The Second Sunday after Pentecost
The Very Reverend Steve Lipscomb, Dean
Gen 18:1-15, (21:1-7); Rom 5:1-8; Mt 9:35-10:23)


Scripture is full of images and stories about journeys. We could site, for example, the epic journey of Abraham and Sarah, the main characters of Today’s Old Testament reading, who traveled from Ur in present-day Iraq – the center of ancient civilization – to what was to become the promised land of Israel.

Or the Israelites escape from slavery in Egypt—a forty-year trek through “the wilderness of Sinai” and the return of the chosen people to that promised homeland, which they all had heard about and dreamed about but had never seen.

In the New Testament, Paul makes his way across the Mediterranean world, spreading the good news of gospel grace and proclaiming, in the profound words of our second reading today, “that while we were still sinners, Christ died for us.”

And, of course, Jesus himself spent his entire adult life as a journeyman, traveling from town to town, people to people, teaching, preaching, healing and announcing the coming of the kingdom of God.

It sometimes seems as if the people of the Bible cannot sit still. They are always on the road. But these are not tourists or sightseers on holiday. There is purpose behind each journey recounted in scripture. Each crossing, each story, comes with promise and proclamation. Abraham and Sarah, a childless couple, pull up roots and leave their homeland on the promise of being parents of a new nation. The journey will have a purpose. It will be worth the effort. They need only trust and believe, as the angel tells them, that nothing is “too wonderful for the Lord.”

In the gospel account today, Jesus is also on a journey. He travels “about all the cities and villages, teaching in their synagogues, and proclaiming the good news of the kingdom and curing every disease and every sickness.” There is a note of urgency in his travels, for the Lord knows the anxieties and helplessness of the people. “The harvest is plentiful,” he observes with compassion, “but the laborers are few.”

Jesus commissions his disciples and empowers them to enter the harvest and to journey to the people with his message of the kingdom. His instructions to the apostles, direct and insistent, begin with one word: “Go.” No ifs, ands, or buts. Just go. And, “as you go, proclaim the good news.” Avoid, for now, Gentile and Samaritan alike. Make a bee line instead for those nearest you and in need of the Lord’s comfort, “the lost sheep of the house of Israel.”

To these “lost sheep,” the apostles are to proclaim that “the kingdom of heaven has come near.” They are to cure the sick, raise the dead, cleanse the lepers, cast out demons. And to those without means, they are to “give without payment.”

This is indeed good news. The apostles travel afar to proclaim that the kingdom “has come near.” Not a kingdom of territory and frontiers, but a moveable kingdom accessible to those who yearn for it. A kingdom where the wounded are made whole, where the anxious are embraced in peace, where the fearful are welcomed in, where everyone sooner or later belongs, including Gentiles and Samaritans and everyone else. No border walls. No immigration problems ever. No social strata or cultural compulsions. But the kingdom of God where love itself rules.

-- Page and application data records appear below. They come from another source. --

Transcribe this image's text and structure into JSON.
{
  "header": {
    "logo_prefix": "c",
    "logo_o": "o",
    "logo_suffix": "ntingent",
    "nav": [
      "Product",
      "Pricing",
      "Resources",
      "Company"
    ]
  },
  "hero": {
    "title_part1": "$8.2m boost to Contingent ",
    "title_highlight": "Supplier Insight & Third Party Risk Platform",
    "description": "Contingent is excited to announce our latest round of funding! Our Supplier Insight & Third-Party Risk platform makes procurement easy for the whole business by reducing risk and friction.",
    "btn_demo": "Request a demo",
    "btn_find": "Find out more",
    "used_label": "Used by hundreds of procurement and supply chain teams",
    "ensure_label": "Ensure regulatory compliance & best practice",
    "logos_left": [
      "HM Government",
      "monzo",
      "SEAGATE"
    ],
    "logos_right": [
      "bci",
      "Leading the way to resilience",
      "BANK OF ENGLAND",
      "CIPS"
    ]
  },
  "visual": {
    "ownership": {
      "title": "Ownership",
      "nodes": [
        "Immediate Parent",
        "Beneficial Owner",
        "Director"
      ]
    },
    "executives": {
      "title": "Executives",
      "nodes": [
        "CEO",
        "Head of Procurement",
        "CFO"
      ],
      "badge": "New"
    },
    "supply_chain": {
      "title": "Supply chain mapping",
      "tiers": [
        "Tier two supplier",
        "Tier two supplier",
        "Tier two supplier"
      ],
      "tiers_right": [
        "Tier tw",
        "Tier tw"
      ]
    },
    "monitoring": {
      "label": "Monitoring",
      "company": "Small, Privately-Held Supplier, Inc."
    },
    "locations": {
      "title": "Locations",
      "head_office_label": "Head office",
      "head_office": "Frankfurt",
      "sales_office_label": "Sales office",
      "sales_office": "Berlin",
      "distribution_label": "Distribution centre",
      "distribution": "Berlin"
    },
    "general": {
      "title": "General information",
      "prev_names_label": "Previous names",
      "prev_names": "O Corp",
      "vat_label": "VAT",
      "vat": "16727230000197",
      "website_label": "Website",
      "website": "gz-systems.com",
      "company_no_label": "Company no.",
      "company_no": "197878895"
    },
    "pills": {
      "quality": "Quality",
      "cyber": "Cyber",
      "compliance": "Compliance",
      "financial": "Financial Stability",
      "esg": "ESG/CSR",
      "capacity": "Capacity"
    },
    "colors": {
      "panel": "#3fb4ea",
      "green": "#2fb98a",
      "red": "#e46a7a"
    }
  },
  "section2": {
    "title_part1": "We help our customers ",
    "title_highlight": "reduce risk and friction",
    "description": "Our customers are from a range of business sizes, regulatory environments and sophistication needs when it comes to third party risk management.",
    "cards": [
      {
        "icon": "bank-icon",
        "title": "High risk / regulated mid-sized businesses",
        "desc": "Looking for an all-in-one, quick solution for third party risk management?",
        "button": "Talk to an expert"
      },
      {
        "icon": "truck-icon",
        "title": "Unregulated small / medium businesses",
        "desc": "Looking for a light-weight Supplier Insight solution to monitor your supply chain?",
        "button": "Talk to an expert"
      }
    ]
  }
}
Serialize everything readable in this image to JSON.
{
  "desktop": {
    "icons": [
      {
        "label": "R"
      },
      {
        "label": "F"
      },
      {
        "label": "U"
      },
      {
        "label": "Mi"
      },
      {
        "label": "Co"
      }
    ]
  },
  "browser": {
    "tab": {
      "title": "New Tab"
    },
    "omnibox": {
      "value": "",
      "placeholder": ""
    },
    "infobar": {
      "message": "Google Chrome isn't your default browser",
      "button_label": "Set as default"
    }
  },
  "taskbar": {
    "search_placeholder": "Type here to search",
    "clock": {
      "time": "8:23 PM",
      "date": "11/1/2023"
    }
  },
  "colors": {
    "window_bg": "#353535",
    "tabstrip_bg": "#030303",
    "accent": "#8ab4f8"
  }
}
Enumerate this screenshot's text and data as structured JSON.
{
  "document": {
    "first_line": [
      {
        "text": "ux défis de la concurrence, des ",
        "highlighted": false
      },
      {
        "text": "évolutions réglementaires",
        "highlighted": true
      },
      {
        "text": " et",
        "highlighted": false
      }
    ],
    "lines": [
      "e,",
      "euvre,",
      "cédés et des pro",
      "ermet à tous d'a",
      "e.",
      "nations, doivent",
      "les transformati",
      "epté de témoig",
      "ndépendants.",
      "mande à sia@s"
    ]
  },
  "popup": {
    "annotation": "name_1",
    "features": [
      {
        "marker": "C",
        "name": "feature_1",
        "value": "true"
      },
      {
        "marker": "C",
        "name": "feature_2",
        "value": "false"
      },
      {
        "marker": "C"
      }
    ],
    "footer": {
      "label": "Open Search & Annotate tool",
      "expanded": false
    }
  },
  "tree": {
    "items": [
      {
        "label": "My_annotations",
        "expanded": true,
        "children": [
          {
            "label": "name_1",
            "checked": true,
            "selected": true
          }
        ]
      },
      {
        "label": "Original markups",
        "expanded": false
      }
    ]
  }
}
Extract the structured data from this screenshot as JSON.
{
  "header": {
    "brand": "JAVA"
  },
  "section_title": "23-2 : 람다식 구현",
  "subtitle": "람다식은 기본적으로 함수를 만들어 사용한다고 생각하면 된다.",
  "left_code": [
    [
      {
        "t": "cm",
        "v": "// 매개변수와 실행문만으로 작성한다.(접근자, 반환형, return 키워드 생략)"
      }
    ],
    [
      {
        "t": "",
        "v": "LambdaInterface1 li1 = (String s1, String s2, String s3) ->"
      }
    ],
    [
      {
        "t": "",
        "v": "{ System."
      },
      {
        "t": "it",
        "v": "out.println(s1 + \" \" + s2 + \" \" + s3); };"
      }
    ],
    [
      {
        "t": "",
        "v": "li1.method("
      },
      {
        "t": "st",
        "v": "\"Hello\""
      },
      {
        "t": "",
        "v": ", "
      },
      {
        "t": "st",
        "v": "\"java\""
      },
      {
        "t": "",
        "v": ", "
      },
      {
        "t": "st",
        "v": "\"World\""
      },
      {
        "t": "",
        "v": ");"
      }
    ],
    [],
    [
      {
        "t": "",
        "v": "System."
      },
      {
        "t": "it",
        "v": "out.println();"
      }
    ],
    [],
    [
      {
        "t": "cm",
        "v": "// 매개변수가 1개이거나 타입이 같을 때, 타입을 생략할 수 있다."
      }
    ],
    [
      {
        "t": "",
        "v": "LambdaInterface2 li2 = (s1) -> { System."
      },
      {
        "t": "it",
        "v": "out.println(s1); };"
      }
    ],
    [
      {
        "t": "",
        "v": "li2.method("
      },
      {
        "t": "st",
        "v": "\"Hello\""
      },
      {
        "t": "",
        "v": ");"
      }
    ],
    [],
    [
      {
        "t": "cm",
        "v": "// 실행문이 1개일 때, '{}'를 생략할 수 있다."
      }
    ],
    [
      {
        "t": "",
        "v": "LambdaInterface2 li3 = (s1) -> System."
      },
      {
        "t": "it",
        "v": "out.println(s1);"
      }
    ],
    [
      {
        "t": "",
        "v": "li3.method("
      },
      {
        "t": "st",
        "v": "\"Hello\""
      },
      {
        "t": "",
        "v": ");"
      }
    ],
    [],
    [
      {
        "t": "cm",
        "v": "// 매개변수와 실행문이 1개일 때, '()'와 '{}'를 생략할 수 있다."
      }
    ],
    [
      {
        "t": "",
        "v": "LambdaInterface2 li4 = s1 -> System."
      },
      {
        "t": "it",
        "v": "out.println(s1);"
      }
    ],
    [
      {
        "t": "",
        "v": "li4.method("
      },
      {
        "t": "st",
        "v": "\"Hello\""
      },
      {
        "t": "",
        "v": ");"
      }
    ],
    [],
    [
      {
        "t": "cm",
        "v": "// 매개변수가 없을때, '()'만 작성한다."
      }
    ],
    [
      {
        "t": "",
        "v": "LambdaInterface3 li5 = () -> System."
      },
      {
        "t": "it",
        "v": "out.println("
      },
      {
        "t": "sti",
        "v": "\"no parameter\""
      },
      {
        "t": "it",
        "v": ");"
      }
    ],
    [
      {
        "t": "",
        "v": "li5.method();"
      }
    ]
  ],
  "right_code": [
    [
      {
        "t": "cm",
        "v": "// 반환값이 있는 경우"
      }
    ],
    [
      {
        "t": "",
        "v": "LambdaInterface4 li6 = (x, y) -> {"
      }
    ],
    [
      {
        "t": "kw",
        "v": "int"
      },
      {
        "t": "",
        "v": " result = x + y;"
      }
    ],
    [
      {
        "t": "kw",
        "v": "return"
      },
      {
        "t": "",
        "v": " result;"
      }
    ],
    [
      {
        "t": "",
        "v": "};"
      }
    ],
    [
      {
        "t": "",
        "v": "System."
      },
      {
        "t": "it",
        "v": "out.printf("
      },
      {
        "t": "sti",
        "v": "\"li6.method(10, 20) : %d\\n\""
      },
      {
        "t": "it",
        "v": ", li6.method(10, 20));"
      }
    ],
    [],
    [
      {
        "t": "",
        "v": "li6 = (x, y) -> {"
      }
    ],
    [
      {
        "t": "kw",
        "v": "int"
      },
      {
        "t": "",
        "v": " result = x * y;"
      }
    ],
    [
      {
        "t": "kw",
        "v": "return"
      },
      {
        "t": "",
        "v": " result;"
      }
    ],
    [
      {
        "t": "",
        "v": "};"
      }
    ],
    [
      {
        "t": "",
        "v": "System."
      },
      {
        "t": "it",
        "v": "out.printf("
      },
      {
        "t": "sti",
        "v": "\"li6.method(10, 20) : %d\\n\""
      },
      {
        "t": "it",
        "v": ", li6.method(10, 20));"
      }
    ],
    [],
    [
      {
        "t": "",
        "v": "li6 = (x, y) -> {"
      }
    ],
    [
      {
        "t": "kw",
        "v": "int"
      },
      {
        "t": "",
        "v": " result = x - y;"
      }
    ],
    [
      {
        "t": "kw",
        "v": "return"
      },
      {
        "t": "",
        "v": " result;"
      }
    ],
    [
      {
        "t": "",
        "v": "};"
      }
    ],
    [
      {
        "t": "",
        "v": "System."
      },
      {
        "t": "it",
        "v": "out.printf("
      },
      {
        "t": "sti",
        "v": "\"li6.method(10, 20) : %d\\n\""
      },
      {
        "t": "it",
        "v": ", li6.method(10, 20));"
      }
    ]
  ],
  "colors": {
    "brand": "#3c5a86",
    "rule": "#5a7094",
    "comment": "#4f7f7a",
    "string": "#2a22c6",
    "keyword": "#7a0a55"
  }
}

Yet this kingdom of the heart is not pie in the sky. It is the promise and proclamation made anew to each generation of God’s people. It is the fulfillment of covenant. The kingdom is still near to those who seek its comfort today. It is not bound to this earth any more than we are. Its gates are opened wide in spite of – or perhaps because of – our sin and despair.

We have a share in this kingdom, as God’s people by adoption. If the crowds of Jesus’ day were “harassed and helpless, like sheep without a shepherd,” as the Lord describes them, the people of our world are hardly less anxious and fearful. Two thousand years may have come and gone, but the human heart has not changed all that much.

Our communities are still fractured by mistrust and suspicion. Violence and war tear us apart. Diversity and distinctions among peoples and individuals do not bring joy and wonder at the greatness of God’s work among and within us, but become instead stumbling blocks to understanding and harmony and peace and love. But in the midst of human misunderstanding and misfortune and pain, the kingdom has still “come near” to each of us.

The harvest of which our Lord speaks is full and ready to be gathered in. Then as now, it is not so much a harvest of grain and grape as it is of spiritual nourishment and the sustenance found in the nearness of God. The laborers are still few. But our Lord’s command is still there…still the same: “Go, and proclaim.”… “Cure the sick, raise the dead, cleanse the lepers, cast out demons.” …Or more practically said: Speak the Word and assist those in need in God’s Name.

No small task, but then we need not travel far to find those in need of the good news of the kingdom. They are as near to us as is the kingdom itself. In fact, they are the kingdom. For our part, we need only brave our own fears, accept our own place as God’s children and as laborers of the harvest, and join in the journey that is ours together through our Lord and Savior Jesus Christ.

Go. That is Jesus’ directive. Go, and proclaim the good news that the kingdom of heaven has come near.
Do good deeds.
And may your journey be blessed…
In the Name of the Father, and the Son, and the Holy Spirit.